The words people choose to describe you will come partly from the experience they have had with you and partly from the very words you have said or written.
Any time you speak about yourself or your company, even in something as seemingly mundane as a quick phone call or a one-on-one meeting, you’re conveying your brand. Of course, when you speak from a stage or through social media or traditional media (e.g., TV, radio or print interviews), you’re transmitting your brand to masses of people simultaneously, but you can still do it in a way that feels personal.

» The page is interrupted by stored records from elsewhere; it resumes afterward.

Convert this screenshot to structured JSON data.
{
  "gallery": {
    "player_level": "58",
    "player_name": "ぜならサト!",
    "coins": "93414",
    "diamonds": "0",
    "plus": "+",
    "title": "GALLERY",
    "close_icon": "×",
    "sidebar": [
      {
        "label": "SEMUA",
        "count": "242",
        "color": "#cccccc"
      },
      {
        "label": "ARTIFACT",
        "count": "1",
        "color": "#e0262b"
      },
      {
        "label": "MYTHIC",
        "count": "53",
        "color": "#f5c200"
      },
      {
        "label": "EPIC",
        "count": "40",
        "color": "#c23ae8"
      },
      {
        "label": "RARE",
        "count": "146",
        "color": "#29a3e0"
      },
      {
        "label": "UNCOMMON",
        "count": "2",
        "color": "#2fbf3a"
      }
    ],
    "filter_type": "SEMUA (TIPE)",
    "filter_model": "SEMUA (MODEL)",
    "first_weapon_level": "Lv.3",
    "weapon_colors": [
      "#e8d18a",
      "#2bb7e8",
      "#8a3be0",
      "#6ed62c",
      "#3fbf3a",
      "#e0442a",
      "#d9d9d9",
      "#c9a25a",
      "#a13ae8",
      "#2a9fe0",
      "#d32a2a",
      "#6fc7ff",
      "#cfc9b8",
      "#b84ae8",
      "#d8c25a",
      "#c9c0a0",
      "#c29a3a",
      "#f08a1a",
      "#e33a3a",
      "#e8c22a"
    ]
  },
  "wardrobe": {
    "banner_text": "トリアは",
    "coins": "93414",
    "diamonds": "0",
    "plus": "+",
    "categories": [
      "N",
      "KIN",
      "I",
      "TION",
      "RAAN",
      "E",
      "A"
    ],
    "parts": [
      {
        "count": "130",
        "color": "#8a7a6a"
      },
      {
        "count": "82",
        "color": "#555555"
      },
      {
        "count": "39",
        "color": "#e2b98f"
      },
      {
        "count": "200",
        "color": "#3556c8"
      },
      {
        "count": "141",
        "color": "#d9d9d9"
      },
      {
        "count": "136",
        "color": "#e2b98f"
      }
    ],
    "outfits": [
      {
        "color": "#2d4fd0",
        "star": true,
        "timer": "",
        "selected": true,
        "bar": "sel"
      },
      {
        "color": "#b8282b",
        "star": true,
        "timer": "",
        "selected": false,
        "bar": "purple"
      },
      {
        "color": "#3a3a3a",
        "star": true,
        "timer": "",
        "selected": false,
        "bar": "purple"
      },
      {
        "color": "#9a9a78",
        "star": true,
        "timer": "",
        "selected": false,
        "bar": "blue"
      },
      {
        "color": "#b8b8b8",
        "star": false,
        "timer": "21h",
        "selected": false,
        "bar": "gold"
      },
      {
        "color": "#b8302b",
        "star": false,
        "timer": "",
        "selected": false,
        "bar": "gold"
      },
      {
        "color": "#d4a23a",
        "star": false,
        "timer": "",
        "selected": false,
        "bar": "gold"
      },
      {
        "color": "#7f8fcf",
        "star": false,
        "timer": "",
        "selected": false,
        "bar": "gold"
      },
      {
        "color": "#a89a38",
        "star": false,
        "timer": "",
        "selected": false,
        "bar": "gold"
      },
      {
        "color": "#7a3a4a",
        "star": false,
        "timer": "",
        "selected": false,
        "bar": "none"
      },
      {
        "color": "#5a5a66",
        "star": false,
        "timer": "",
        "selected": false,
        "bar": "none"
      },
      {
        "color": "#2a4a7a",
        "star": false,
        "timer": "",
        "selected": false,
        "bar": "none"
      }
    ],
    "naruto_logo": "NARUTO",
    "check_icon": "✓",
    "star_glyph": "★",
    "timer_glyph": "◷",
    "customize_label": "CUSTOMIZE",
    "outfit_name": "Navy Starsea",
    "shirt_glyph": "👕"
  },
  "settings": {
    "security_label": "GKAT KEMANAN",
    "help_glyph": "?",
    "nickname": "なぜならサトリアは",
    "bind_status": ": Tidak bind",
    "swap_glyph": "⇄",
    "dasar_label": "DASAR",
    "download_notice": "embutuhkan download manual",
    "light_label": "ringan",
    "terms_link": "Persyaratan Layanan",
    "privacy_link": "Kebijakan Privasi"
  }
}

The language of your brand goes far beyond having a good elevator pitch or introductory phrase that you and your team use when you meet people. It’s also much more than a list of descriptions that you or your staff read off of a page when explaining what you do.
What are the words, phrases and explanations that and your entire team use to convey your brand in every interaction, from the way your phone is answered and problems are handled, to the way you interact with people at functions when you think no one is watching, to the way you interact with your staff or your team members?
What are the words or phrases you will use that will stick in people’s heads and reach their hearts?
What is the language of your brand?
Want to have a Brand Lexicon created for you?
About Lisa Elia:
Lisa Elia is the founder and CEO of Elia Erickson Consulting and Expert Media Training. She provides free tips on communication, publicity, business and working with the media. She provides business strategy services, media training and presentation skills development, as well as PR coaching. For people who want to learn how to do their own publicity, she created the affordable program, Becoming Popular: How to Get Yourself Great Media Coverage. She also offers a private Strategy into Action Coaching Program.